The little ant stood on the edge of
the curb, to avoid being stepped on
and looked down,
as the city crowds shuffled by,
faces clinched to another
And someone noticed the little ant,
on the curb’s edge – and shouted
to the ant, “Jump! Jump you little fucker!”
It’s tough out here.
Tony Walton is a Caribbean writer living in the Cayman Islands. His works have appeared in Storyteller Magazine, Moonkind Press, Whisperings Magazine, Mountain Tales Press, Out of Our Magazine, Poydras Review, Poetry Bay Magazine, Burningword Literary Journal, Wilde Magazine, Nite Writers Literary International Literary Journal, Tiny Moments, Avalon Literary Review, Iceland Daily, East Lit Literary Magazine, Boston Poetry Magazine, Eunoia Magazine, Olentangy Review, Carnival Literary Magazine, Verity LA, Phantom Kangaroo, Tincture Journal, Star 82 Review, Seltzerzine, Literature Today and Morphorg Magazine.
it is better than an empty closet,
for it encourages thrift
and reminds us
that we can, indeed, slam
those rosewood doors,
a cautious sanctimony
tucked in the scarves
of the accomplished
and inarguably well-spoken moms
who told us of regrets
we ought not to strive for.
and reach as lost stars do.
the clothes on our backs
flapping in light autumn sweat.
ready to be folded
again, near public showers.
Kristine Brown is a freelance writer and editor located in Southwest Texas. Her writing has been featured in Forage Poetry, In-Flight Literary Magazine, Dulcet Quarterly, Thought Catalog, Journal of Asian Politics and History, and Sanglap: Journal of Literary and Cultural Inquiry. While her work is driven by research, Kristine aims to expand herself creatively through poetry and prose. She experiments with writing at her blog, Crumpled Paper Cranes (http://crumpledpapercranes.com).
A Brand New World
Strange cracks evaporate,
buckle like a sky that has forgotten
its blue. Clouds
crawl off the floor, point
accusingly at stars swearing
they are innocent as a bathroom
mirror. Three leaves send up smoke
signals, invitations to tomorrow’s mess.
Of Onions and Umbrellas
Parallel creatures of hanging,
droplets are their common denomination.
Production vs. repellant. Necessity
will decide as I stand in abandoned
by solace, I waver
between kitchen cabinets and countryside
pathways. I inhale
freedom-scented winds from both sides.
I wonder if I held
a match between my teeth,
would I spark, change
the weather or the world?
Midnight in Central Park
Clock tolls, harsh tones
of deadline’s passing. Old contracts
now void; New contracts, yet to be
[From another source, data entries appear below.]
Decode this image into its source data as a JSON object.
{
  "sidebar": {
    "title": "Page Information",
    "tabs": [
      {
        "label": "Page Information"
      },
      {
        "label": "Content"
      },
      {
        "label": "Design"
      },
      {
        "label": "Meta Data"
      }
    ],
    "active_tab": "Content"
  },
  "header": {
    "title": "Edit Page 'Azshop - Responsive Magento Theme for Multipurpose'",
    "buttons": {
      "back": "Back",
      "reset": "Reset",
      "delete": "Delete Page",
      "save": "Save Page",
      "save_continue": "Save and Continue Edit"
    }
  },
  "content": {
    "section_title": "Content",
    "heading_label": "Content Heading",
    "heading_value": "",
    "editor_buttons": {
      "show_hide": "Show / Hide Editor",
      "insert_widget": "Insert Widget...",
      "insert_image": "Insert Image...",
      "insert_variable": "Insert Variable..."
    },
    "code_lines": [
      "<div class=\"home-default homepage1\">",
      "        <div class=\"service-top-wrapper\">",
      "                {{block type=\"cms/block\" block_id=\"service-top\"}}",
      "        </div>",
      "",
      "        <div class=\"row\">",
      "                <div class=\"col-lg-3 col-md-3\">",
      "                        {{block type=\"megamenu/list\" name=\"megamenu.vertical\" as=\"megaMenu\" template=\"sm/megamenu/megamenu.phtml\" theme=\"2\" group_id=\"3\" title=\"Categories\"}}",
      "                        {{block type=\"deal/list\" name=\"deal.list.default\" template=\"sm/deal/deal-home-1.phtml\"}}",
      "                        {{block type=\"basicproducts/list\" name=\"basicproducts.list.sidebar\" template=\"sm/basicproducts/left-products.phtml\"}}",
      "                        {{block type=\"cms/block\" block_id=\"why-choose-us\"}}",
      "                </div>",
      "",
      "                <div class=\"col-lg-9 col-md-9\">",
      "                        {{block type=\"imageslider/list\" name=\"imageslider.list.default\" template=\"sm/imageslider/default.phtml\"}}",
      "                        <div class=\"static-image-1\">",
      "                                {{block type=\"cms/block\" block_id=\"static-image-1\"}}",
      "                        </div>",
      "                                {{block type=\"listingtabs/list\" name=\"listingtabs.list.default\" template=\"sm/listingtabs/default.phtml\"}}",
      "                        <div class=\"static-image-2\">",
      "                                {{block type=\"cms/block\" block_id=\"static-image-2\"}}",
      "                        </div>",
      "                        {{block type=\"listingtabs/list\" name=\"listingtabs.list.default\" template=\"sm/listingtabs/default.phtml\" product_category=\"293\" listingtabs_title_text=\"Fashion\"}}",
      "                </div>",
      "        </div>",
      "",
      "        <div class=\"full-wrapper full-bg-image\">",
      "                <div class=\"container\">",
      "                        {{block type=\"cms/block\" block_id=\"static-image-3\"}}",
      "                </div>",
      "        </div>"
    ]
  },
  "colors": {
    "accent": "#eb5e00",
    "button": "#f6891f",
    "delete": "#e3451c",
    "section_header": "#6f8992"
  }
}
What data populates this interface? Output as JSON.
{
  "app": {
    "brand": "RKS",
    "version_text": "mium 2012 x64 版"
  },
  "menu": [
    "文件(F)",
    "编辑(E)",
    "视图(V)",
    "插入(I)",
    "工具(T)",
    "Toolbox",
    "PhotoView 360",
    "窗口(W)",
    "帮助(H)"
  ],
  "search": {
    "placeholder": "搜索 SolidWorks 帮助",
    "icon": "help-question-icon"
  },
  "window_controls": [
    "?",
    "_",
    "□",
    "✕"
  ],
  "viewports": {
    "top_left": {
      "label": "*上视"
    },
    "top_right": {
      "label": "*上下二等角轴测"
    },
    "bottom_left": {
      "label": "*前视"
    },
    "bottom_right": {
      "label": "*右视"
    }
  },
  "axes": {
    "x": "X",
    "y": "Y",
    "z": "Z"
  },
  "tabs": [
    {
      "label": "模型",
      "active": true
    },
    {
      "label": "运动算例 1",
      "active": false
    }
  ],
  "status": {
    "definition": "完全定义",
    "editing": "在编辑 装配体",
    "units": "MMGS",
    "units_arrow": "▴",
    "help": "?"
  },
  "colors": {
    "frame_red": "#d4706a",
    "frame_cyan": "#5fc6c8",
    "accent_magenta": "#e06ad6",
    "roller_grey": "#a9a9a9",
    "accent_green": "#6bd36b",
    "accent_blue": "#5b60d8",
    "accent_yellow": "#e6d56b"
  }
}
inked, lay stagnant on conference-room table.
The squirrels and pigeons have spent hours
painting protest slogans on posterboards,
now firmly fastened to limbs
graciously donated by the trees. Morning
will find a feral picket line rising
with the sun. Let the tourists try
and cross. A mouthful of human nuts might be
an interesting change of pace. Thoughts darken
as demands are prepared for release. Select
branches have been branded, stand ready
for wind’s first liberation movement. Seeds and
crumbs to be bickered over, most will be fodder
for the camel-cracking straw: Respect. Less
smoking. The flowers feel brown tint
is a terrible shade to bloom. No stilettos. The grass
is wimpy, sparse at best, already aerated enough.
Absolute banishment of Alka-Seltzer.
Some urban legends need not be
granted acreage for daily testing by teenagers.
Mandatory permits for artists and musicians. The
ability to hold can or conversation does not make
a Monet or Missy Elliot. Little reprieves
that might make the daily doses of drunks and
muggers bearable. The last
[semi]natural wildlife in this city is crying
out for compromise.
Dawn comes, as do the villagers. Both storm past,
ignore flurry of fur and feathers, paws and wings.
These mindless migrants remain
too blinded by their own
desire to beat the rush, to make the train.
A.J. Huffman has published thirteen full-length poetry collections, thirteen solo poetry chapbooks and one joint poetry chapbook through various small presses. Her most recent releases, The Pyre On Which Tomorrow Burns (Scars Publications), Degeneration (Pink Girl Ink), A Bizarre Burning of Bees (Transcendent Zero Press), and Familiar Illusions (Flutter Press) are now available from their respective publishers. She is a five-time Pushcart Prize nominee, a two-time Best of Net nominee, and has published over 2600 poems in various national and international journals, including Labletter, The James Dickey Review, The Bookends Review, Bone Orchard, Corvus Review, EgoPHobia, and Kritya.